The M40i has a 3.0-liter turbocharged inline-6 good for 360 hp and 343 lb-ft of torque. It, too, has all-wheel drive and an eight-speed automatic. BMW says that it will hit 60 mph in 4.7 seconds, which would best (by quite a lot) all in the segment except the Porsche Macan Turbo. EPA-estimated fuel economy is 21 mpg combined (19 mpg city/26 mpg highway), which is pretty remarkable given its performance.
There are no complaints when it comes to performance. The "base" turbo four-cylinder packs a real wallop when you put your foot in it, pressing you back in your seat and making a mockery of its claimed 240-hp output. Really, this is more than enough power for most shoppers.
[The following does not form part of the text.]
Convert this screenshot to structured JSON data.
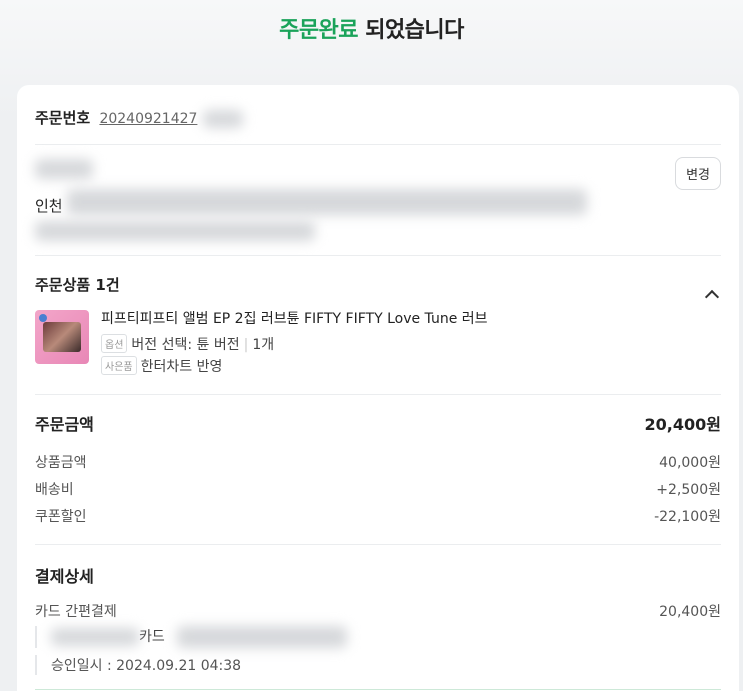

Only those desiring overkill should consider the M40i, which is a legitimate high-performance proposition with acceleration numbers that rival high-powered sport SUVs.
Similar accollades can be heaped upon the M40i's prowess around corners, as its steering and road-holding abilities should stand up well to not only the Porsche Macan but also other competitors from Jaguar and Mercedes. The same can't quite be said of the xDrive28i, though, which we've found to be a bit squishy and ponderous for a vehicle bearing the BMW badge. It's more comfort-oriented, which may nevertheless be welcomed by some shoppers.
The X4's front compartment feels somewhat more intimate than that of the X3, highlighted by a wide center console that creates a sporty, dual-cockpit feel. Top-quality materials are evident throughout and the various tech controls and features are typical for the segment (which means they'll probably be user- friendly enough after a lengthy get-to-know-you process).
The standard front seats provide adequate comfort, but definitely check out the M Sport front seats as their bolsters are much more substantial all around. The back seat may be an issue, though. It's well-shaped for two, but the bottom cushion has been mounted quite low to accommodate the downward sloping roofline. This reduces comfort considerably and headroom for taller passengers can still be tight. The back seats of more conventionally roofed rivals, including the X3, are much better. Even the similarly shaped Mercedes-Benz GLC-Class Coupe has a more spacious and comfortable back seat.
Things don't improve further back. With 17.7 cubic feet of storage behind the rear seat and 49.4 cubic feet with the rear seatbacks folded down, this crossover has less cargo room than the humble Volkswagen Golf hatchback. Now, there's no doubt that many will be fine with diminished practicality if they value the M4's distinctive styling, but just know that virtually every compact luxury SUV is more capable of carrying a big TV box or whatever other bulky items that would normally fit in an SUV. For comparison sake, the X3 maximum measurements are 27.6 cubes and 63.3 cubes, respectively.